Before the hike, I sought out my father on Skype because I was feeling fragile.  Dad is giving me everything I need to journey my grief, everything that is, apart from what I am giving myself…and what God is giving me.  In short, Dad wasn’t available.  I went to the kitchen and ate an apricot square (I should have greased my pan, or as Dad later suggested, used parchment paper on the bottom of the pan) before making an exit.

At 11:00 the funeral Mass was beginning for a dear friend in Lethbridge and I was at a loss as to why I wasn’t there.  I’ve sat with that feeling all day long.  And just now, sitting here, I’m no closer to the answer.  The wind was a cold one from the north and on the south side of the pond, I couldn’t forge through the drift that, over the last few days, had accumulated.  So, I did an about face and headed back the way I had come.  That put me into the wind…and the cold lashing made my nose run and my eyes tear and then I was able to cry.

I seem to be losing women of greatness…women of tremendous influence…women who have inspired me and made me who I am.  And this is a difficult thing.  Because women of greatness have passed, the bones of my own mortality are being shaken and I am feeling an urgency about almost everything and that urgency sometimes exhausts me.

Last night, with remembrance of having done this alongside Gunda, I made a huge batch of cabbage rolls.  I am here alone, but I made enough for ten.  She would smile at this, I’m sure.

Cabbage Rolls and Apricot Squares

Cabbage Rolls and Apricot Squares

I know.  Like everyone else, I also say, “You never really lose someone you love.”

But, for the sake of this writing, I need to say it. I considered titling this post, Losing Gunda.  It feels as though we’ve lost her.

The truth is, I haven’t seen Gunda for the longest time.  The last time I saw her, she smiled and her eyes smiled, but she said very little.  I sent her Christmas cards.  That was the sum total of it, in the physical sense…oh, but in the spiritual sense, it was something completely different.

I think one of the most surprising blessings of my life, apart from having my children, was the moment I decided to be confirmed in my church.  Gunda inspired my faith every step of the way.  I sometimes sat on a stool in front of her…she would grasp my hands in hers…and we would talk.  She had such devotion and her devotion wrapped itself around me and never left.  So many times along the way of my life, I referred back to the wisdom that she shared with me and treasured the impact that she had on my life.  Gunda has always remained with me.

GundaI am sad today that the world has lost her beauty and her light, but I am confident in the promises of Jesus.  I will not forget her laughter.  I will not forget her raised eye brows when she was in doubt or questioning.  I will not forget how much she loved her beautiful family and her husband.  Thank you, Gunda, for connecting some of life’s dots for me.  I will continue to carry you in my heart for always.

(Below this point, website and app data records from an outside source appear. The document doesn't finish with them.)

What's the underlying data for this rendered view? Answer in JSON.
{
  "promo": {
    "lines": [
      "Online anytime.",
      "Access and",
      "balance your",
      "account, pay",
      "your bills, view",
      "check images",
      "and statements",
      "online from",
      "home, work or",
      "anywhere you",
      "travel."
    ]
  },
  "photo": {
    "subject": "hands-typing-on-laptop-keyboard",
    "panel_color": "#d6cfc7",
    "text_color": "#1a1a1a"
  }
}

Eternal rest grant unto Gunda, O Lord, and let perpetual light shine upon her. May the souls of the faithful departed, through the mercy of God, rest in peace. Amen.